Buy instant access to cite pages or passages in MLA 8, MLA 7, APA and Chicago citation styles.

(Einhorn, 1992, p. 25)

(Einhorn 25)

(Einhorn 25)

1. Lois J. Einhorn, Abraham Lincoln, the Orator: Penetrating the Lincoln Legend (Westport, CT: Greenwood Press, 1992), 25, http://www.questia.com/read/27419298.

Note: primary sources have slightly different requirements for citation. Please see these guidelines for more information.

Cited page

Bookmark this page
Cognition, Creativity, and Behavior: Selected Essays
Table of contents

Table of contents

Settings

Settings

Typeface
Text size Smaller Larger Reset View mode
Search within

Search within this book

Look up

Look up a word

  • Dictionary
  • Thesaurus
Please submit a word or phrase above.
Print this page

Print this page

Why can't I print more than one page at a time?

Help
Full screen
Items saved from this book
  • Bookmarks
  • Highlights & Notes
  • Citations
/ 362

matching results for page

    Questia reader help

    How to highlight and cite specific passages

    1. Click or tap the first word you want to select.
    2. Click or tap the last word you want to select, and you’ll see everything in between get selected.
    3. You’ll then get a menu of options like creating a highlight or a citation from that passage of text.

    OK, got it!

    Cited passage

    Style
    Citations are available only to our active members.
    Buy instant access to cite pages or passages in MLA 8, MLA 7, APA and Chicago citation styles.

    "Portraying himself as an honest, ordinary person helped Lincoln identify with his audiences." (Einhorn, 1992, p. 25).

    "Portraying himself as an honest, ordinary person helped Lincoln identify with his audiences." (Einhorn 25)

    "Portraying himself as an honest, ordinary person helped Lincoln identify with his audiences." (Einhorn 25)

    "Portraying himself as an honest, ordinary person helped Lincoln identify with his audiences."1

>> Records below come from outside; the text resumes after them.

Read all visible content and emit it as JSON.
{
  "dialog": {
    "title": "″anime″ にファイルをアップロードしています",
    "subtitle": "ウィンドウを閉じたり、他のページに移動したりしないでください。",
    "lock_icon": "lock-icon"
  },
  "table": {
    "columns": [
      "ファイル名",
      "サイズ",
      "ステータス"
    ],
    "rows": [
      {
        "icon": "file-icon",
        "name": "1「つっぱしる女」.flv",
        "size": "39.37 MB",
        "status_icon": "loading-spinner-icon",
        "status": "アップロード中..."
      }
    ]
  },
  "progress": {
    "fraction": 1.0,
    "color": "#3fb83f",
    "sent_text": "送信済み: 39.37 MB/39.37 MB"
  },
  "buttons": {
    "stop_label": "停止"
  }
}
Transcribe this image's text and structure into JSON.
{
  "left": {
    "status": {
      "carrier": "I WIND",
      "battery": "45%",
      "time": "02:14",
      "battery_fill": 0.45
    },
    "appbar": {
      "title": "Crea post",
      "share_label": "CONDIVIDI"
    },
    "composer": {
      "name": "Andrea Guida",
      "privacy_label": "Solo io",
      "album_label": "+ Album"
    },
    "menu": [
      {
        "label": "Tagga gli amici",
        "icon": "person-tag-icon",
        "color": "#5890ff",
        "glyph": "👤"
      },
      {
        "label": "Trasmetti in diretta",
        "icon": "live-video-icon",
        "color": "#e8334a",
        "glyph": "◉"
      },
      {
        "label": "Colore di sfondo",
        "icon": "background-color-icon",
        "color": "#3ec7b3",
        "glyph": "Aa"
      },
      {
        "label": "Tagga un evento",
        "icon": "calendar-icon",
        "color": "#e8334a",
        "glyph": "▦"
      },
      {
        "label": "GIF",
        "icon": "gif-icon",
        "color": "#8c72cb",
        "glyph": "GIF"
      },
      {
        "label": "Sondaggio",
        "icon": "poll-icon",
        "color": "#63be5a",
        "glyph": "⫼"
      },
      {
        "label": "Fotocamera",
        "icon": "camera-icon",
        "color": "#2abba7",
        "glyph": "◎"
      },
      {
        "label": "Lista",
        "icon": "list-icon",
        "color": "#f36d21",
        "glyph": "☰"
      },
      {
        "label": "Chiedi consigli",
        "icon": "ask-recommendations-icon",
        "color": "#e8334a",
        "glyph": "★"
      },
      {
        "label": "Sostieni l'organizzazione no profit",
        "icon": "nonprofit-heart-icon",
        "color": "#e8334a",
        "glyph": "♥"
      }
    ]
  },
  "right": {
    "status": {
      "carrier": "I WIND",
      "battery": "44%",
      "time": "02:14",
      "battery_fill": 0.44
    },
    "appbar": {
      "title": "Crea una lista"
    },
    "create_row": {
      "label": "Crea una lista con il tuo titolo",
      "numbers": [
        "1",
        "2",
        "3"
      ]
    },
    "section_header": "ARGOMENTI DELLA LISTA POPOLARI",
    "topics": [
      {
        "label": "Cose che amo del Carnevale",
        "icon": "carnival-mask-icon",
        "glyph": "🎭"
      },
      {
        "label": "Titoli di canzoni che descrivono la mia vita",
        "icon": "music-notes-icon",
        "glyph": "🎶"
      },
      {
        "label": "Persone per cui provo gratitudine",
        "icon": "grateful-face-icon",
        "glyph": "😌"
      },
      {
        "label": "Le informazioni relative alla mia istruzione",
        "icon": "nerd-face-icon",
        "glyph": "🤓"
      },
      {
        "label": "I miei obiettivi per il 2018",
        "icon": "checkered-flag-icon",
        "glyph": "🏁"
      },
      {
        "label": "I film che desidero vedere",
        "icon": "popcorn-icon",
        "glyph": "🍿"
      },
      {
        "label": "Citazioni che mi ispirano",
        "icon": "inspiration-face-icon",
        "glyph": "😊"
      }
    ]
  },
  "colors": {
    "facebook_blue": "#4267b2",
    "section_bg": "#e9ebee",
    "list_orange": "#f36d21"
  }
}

    1. Lois J. Einhorn, Abraham Lincoln, the Orator: Penetrating the Lincoln Legend (Westport, CT: Greenwood Press, 1992), 25, http://www.questia.com/read/27419298.

    Cited passage

    Thanks for trying Questia!

    Please continue trying out our research tools, but please note, full functionality is available only to our active members.

    Your work will be lost once you leave this Web page.

    Buy instant access to save your work.

    Already a member? Log in now.

    Search by... Author
    Show... All Results Primary Sources Peer-reviewed

    Oops!

    An unknown error has occurred. Please click the button below to reload the page. If the problem persists, please try again in a little while.